● **Data provided**:
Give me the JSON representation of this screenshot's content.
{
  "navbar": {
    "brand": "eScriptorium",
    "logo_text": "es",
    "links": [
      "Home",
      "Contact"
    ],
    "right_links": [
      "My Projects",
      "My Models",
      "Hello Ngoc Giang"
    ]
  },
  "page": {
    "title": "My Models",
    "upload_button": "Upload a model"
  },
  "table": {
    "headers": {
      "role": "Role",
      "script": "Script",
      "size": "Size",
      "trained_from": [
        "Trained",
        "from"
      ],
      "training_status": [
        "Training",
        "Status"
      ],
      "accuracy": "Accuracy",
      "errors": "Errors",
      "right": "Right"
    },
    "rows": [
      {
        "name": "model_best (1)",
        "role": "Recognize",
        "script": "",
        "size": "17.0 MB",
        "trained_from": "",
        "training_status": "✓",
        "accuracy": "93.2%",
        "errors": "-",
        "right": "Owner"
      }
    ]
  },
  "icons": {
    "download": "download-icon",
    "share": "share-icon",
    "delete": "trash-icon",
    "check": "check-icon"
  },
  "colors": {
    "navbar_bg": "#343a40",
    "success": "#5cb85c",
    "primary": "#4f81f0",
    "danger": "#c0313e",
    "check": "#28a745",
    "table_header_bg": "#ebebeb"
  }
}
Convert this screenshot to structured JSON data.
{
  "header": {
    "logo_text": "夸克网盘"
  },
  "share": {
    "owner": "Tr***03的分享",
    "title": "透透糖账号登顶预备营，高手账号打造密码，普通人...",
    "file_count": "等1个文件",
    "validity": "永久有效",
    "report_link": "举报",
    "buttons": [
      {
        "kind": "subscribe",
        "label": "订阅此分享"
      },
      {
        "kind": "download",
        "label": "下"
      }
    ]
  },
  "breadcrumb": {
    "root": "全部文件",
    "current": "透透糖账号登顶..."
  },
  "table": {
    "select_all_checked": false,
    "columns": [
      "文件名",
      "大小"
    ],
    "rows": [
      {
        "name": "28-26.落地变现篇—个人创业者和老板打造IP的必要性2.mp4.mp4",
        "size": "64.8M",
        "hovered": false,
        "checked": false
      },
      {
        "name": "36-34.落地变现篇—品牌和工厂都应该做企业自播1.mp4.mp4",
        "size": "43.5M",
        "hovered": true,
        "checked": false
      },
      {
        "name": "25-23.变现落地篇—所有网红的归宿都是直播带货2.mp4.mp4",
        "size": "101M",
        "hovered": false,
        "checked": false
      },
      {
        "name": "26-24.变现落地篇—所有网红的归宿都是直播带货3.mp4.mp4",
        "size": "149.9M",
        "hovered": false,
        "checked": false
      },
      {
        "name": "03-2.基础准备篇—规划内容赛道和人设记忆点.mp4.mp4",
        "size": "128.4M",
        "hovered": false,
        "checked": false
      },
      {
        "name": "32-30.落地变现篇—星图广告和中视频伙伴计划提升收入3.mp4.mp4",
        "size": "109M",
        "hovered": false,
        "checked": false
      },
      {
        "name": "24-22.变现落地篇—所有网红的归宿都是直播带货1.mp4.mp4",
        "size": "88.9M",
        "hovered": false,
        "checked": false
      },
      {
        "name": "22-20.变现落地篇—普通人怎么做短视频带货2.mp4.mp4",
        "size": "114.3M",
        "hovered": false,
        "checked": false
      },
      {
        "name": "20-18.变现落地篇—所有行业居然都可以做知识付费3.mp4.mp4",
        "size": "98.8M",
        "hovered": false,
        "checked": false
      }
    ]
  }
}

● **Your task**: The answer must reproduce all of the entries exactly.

● **Reply**:
Give me the JSON representation of this screenshot's content.
{
  "navbar": {
    "brand": "eScriptorium",
    "logo_text": "es",
    "links": [
      "Home",
      "Contact"
    ],
    "right_links": [
      "My Projects",
      "My Models",
      "Hello Ngoc Giang"
    ]
  },
  "page": {
    "title": "My Models",
    "upload_button": "Upload a model"
  },
  "table": {
    "headers": {
      "role": "Role",
      "script": "Script",
      "size": "Size",
      "trained_from": [
        "Trained",
        "from"
      ],
      "training_status": [
        "Training",
        "Status"
      ],
      "accuracy": "Accuracy",
      "errors": "Errors",
      "right": "Right"
    },
    "rows": [
      {
        "name": "model_best (1)",
        "role": "Recognize",
        "script": "",
        "size": "17.0 MB",
        "trained_from": "",
        "training_status": "✓",
        "accuracy": "93.2%",
        "errors": "-",
        "right": "Owner"
      }
    ]
  },
  "icons": {
    "download": "download-icon",
    "share": "share-icon",
    "delete": "trash-icon",
    "check": "check-icon"
  },
  "colors": {
    "navbar_bg": "#343a40",
    "success": "#5cb85c",
    "primary": "#4f81f0",
    "danger": "#c0313e",
    "check": "#28a745",
    "table_header_bg": "#ebebeb"
  }
}
Convert this screenshot to structured JSON data.
{
  "header": {
    "logo_text": "夸克网盘"
  },
  "share": {
    "owner": "Tr***03的分享",
    "title": "透透糖账号登顶预备营，高手账号打造密码，普通人...",
    "file_count": "等1个文件",
    "validity": "永久有效",
    "report_link": "举报",
    "buttons": [
      {
        "kind": "subscribe",
        "label": "订阅此分享"
      },
      {
        "kind": "download",
        "label": "下"
      }
    ]
  },
  "breadcrumb": {
    "root": "全部文件",
    "current": "透透糖账号登顶..."
  },
  "table": {
    "select_all_checked": false,
    "columns": [
      "文件名",
      "大小"
    ],
    "rows": [
      {
        "name": "28-26.落地变现篇—个人创业者和老板打造IP的必要性2.mp4.mp4",
        "size": "64.8M",
        "hovered": false,
        "checked": false
      },
      {
        "name": "36-34.落地变现篇—品牌和工厂都应该做企业自播1.mp4.mp4",
        "size": "43.5M",
        "hovered": true,
        "checked": false
      },
      {
        "name": "25-23.变现落地篇—所有网红的归宿都是直播带货2.mp4.mp4",
        "size": "101M",
        "hovered": false,
        "checked": false
      },
      {
        "name": "26-24.变现落地篇—所有网红的归宿都是直播带货3.mp4.mp4",
        "size": "149.9M",
        "hovered": false,
        "checked": false
      },
      {
        "name": "03-2.基础准备篇—规划内容赛道和人设记忆点.mp4.mp4",
        "size": "128.4M",
        "hovered": false,
        "checked": false
      },
      {
        "name": "32-30.落地变现篇—星图广告和中视频伙伴计划提升收入3.mp4.mp4",
        "size": "109M",
        "hovered": false,
        "checked": false
      },
      {
        "name": "24-22.变现落地篇—所有网红的归宿都是直播带货1.mp4.mp4",
        "size": "88.9M",
        "hovered": false,
        "checked": false
      },
      {
        "name": "22-20.变现落地篇—普通人怎么做短视频带货2.mp4.mp4",
        "size": "114.3M",
        "hovered": false,
        "checked": false
      },
      {
        "name": "20-18.变现落地篇—所有行业居然都可以做知识付费3.mp4.mp4",
        "size": "98.8M",
        "hovered": false,
        "checked": false
      }
    ]
  }
}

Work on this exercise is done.